Exchange traded funds have become a popular investment tool to gain exposure to a myriad of market sectors and strategies, but investors should still take the time to plan out the best ways to utilize the funds.
ETFs are by no means a panacea for your investment woes. The products offer many advantages, but investors should also be aware of the potential drawbacks and limitations.
For instance, many know about ETFs’ ability to diversify a portfolio. Carl Richards, CFP, director of investor education at The BAM Alliance, for the New York Times, though, points out that there are ETFs that trade only sugar, or those that provide inverse silver exposure. While ETFs help divvy the investment world into smaller slices, investors should know that a well-diversified portfolio would only include a small allocation to more targeted exposures.
Due to the way the investments are structured, ETFs come with lower fees. Specifically, U.S.-listed ETFs have an average 0.61% expense ratio, according to XTF. Nevertheless, ETF expense ratios can range from a rock-bottom 0.04% to over 2%.
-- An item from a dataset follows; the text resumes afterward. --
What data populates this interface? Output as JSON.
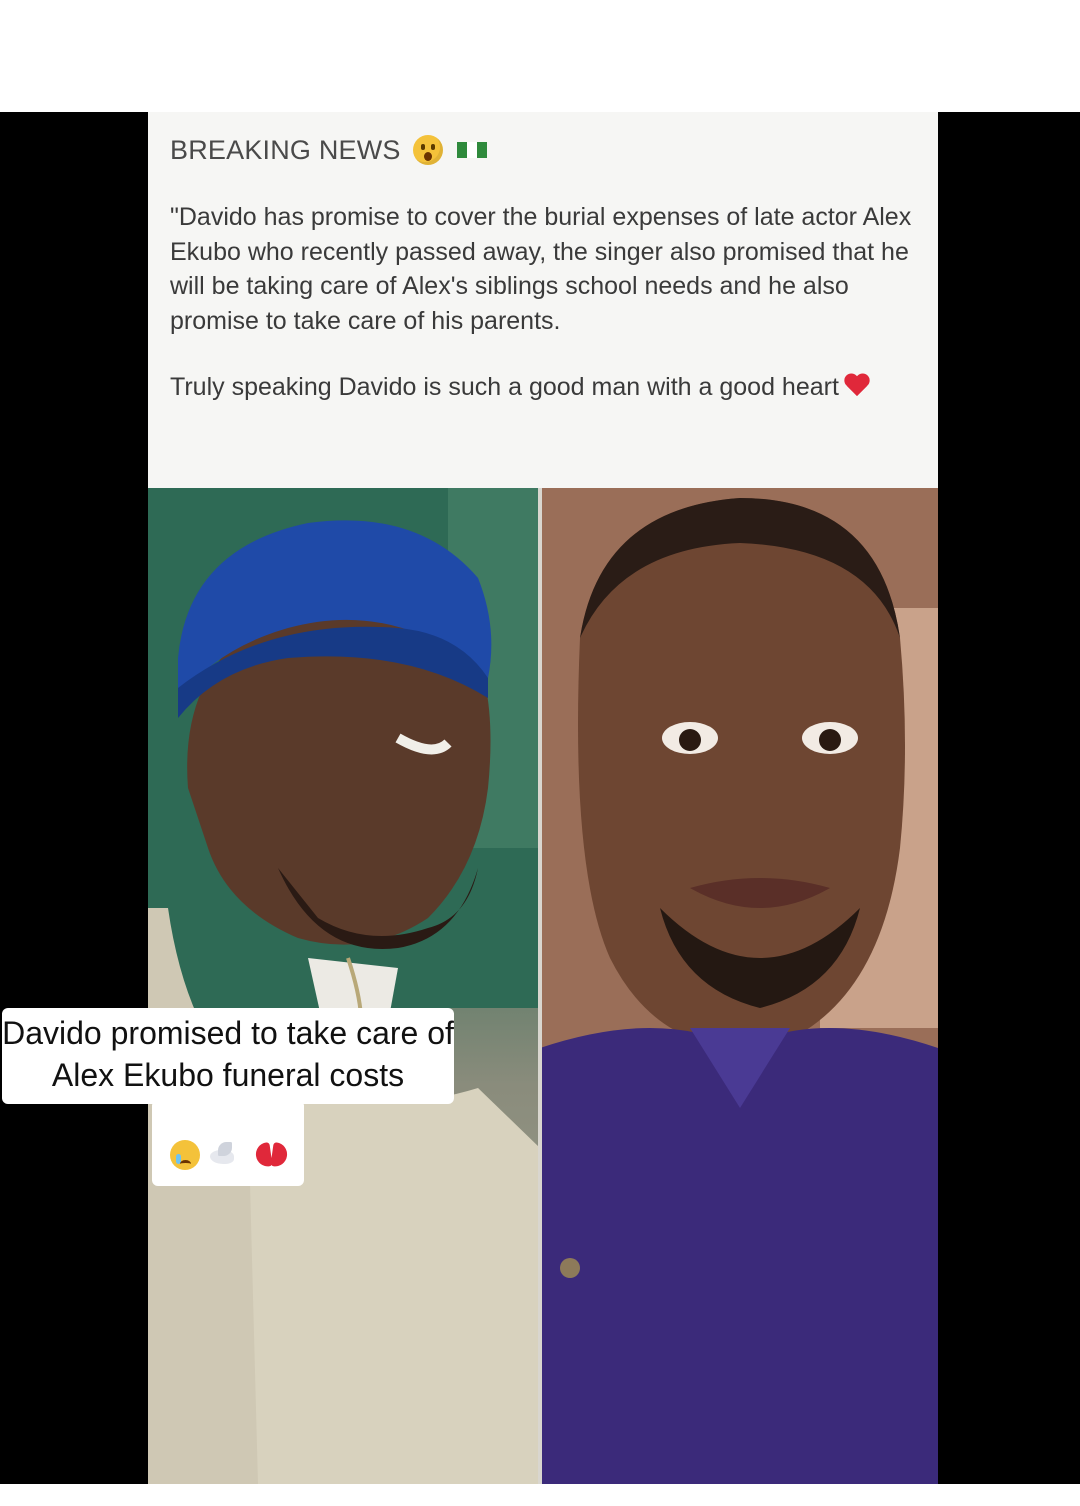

ETFs are also traded on a stock exchange like any other stocks. While this aspect would help active day traders move in and out of a tactical position, long-term investors would not utilize this intra-day trading feature as often – just because you can trade everyday, it does not mean you have to.